How was Morocco affected by colonization?
Some of the positive effects that were the outcome of Colonization of the French and Spanish in Morocco is that both Spanish and French Protectorates allowed the sultan, ʿAbd al-ʿAzīz, to maintain his integrity. … Also, even though the French and Spanish allowed the country to keep its Sultan, he had little to no power.
How long was Morocco colonized by France?
French Morocco (1912-1956) Crisis (March 30, 1912-August 18, 1955): France established a protectorate over Morocco as a result of the signing of the Treaty of Fez on March 30, 1912.
Did the Vikings invade Morocco?
Based on the historical records from the Fragmentary Annals of Ireland, the Vikings have raided a part in the north of Morocco during the 860’s, where they battled the Berber Kingdom of the Moors.
Is Morocco African or Arab?
Morocco is a Northern African country, bordering the North Atlantic Ocean and the Mediterranean Sea, between Algeria and the annexed Western Sahara. It is one of only three nations (along with Spain and France) to have both Atlantic and Mediterranean coastlines. A large part of Morocco is mountainous.
When did Islam come to Morocco?
Islam reached Morocco in 680 CE, taken to the country by the Arab Umayyad dynasty of Damascus. The first Islamic dynasty to rule Morocco were the Idrissids, who were of the Zaydi Shia school.

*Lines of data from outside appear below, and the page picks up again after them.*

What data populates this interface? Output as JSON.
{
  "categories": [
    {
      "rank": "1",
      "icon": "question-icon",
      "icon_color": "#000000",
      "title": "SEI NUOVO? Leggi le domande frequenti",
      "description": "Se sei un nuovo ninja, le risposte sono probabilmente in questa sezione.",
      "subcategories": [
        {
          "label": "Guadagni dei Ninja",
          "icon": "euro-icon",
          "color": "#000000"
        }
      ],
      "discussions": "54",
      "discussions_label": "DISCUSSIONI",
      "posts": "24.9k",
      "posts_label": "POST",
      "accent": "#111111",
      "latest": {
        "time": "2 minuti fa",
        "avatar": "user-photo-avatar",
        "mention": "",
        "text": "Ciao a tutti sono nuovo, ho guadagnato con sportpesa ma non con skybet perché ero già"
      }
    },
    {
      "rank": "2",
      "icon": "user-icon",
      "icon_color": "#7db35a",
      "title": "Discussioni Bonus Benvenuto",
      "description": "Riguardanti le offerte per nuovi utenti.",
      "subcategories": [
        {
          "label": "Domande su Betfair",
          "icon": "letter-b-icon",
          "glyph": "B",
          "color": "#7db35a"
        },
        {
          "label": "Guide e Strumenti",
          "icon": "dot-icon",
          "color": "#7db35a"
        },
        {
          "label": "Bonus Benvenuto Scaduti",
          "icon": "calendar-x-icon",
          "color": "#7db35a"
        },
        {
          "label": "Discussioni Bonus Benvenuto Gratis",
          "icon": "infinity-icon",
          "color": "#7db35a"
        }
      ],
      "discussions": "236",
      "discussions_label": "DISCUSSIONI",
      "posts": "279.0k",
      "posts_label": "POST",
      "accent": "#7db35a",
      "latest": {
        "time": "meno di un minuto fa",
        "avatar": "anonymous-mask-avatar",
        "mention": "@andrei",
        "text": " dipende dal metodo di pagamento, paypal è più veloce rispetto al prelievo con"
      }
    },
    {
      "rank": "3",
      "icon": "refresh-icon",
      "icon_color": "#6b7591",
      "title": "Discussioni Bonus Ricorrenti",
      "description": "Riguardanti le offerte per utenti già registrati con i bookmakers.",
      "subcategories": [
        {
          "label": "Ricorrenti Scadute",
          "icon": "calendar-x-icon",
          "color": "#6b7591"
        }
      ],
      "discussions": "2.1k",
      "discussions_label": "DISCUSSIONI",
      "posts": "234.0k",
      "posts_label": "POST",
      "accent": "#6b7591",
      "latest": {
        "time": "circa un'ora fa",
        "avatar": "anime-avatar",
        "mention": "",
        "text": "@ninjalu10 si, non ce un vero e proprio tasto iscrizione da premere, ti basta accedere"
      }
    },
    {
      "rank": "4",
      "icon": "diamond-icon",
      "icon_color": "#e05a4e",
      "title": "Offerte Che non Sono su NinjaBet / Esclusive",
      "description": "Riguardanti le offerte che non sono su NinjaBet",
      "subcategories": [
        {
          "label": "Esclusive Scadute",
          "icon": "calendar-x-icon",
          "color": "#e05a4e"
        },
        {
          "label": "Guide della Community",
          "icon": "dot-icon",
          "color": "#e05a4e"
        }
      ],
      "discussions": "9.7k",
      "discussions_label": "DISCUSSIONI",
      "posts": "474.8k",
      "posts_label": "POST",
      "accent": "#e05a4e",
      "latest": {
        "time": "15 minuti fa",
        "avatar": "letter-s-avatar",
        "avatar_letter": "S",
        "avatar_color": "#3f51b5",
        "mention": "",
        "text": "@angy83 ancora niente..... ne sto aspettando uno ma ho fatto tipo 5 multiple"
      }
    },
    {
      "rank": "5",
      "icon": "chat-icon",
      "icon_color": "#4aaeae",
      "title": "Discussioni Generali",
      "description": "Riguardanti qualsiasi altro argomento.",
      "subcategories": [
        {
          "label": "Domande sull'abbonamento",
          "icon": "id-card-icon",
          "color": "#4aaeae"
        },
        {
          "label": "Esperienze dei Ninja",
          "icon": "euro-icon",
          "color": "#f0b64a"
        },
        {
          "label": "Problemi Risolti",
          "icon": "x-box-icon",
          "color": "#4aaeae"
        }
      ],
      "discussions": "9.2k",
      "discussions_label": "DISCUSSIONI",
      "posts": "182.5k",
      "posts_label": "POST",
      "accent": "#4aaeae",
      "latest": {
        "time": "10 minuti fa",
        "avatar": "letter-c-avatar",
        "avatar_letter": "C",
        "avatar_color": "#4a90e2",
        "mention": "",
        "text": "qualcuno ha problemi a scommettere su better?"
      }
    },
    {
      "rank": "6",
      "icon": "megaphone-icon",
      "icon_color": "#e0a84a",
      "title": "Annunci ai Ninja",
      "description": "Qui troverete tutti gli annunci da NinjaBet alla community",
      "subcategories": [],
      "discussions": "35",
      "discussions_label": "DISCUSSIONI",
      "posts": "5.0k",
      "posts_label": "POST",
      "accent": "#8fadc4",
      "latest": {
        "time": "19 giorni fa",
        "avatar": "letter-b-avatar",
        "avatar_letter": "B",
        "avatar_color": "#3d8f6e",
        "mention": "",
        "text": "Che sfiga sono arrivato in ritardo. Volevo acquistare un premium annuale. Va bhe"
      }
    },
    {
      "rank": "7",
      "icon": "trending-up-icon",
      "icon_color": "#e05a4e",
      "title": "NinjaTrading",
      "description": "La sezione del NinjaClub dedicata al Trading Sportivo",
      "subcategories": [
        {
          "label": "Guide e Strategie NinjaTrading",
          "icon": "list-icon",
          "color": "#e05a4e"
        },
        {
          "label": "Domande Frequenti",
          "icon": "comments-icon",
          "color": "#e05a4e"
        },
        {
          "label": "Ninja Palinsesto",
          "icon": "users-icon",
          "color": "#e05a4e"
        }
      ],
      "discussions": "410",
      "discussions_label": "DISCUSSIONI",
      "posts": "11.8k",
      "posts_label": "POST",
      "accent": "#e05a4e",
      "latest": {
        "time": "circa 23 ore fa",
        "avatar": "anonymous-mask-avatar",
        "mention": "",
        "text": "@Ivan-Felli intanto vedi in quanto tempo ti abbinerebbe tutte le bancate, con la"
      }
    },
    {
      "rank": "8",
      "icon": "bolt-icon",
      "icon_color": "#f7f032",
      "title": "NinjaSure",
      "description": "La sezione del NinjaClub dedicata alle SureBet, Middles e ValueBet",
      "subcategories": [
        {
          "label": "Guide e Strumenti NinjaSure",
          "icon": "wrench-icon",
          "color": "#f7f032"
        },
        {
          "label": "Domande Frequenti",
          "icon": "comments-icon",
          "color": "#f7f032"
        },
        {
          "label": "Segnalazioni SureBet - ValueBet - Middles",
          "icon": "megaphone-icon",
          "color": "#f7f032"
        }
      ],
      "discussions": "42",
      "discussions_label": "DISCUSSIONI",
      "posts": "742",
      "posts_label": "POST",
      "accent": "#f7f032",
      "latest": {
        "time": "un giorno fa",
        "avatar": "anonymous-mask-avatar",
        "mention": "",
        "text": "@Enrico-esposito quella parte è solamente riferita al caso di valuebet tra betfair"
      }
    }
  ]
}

Article 6 of the Moroccan constitution states that Islam is official religion of the state.
Does Spain own part of Morocco?
Melilla was retained by Spain as an exclave when Morocco attained independence in 1956. In 1995 the Spanish government approved statutes of autonomy for Melilla, replacing the city council with an assembly similar to those of Spain’s other autonomous communities.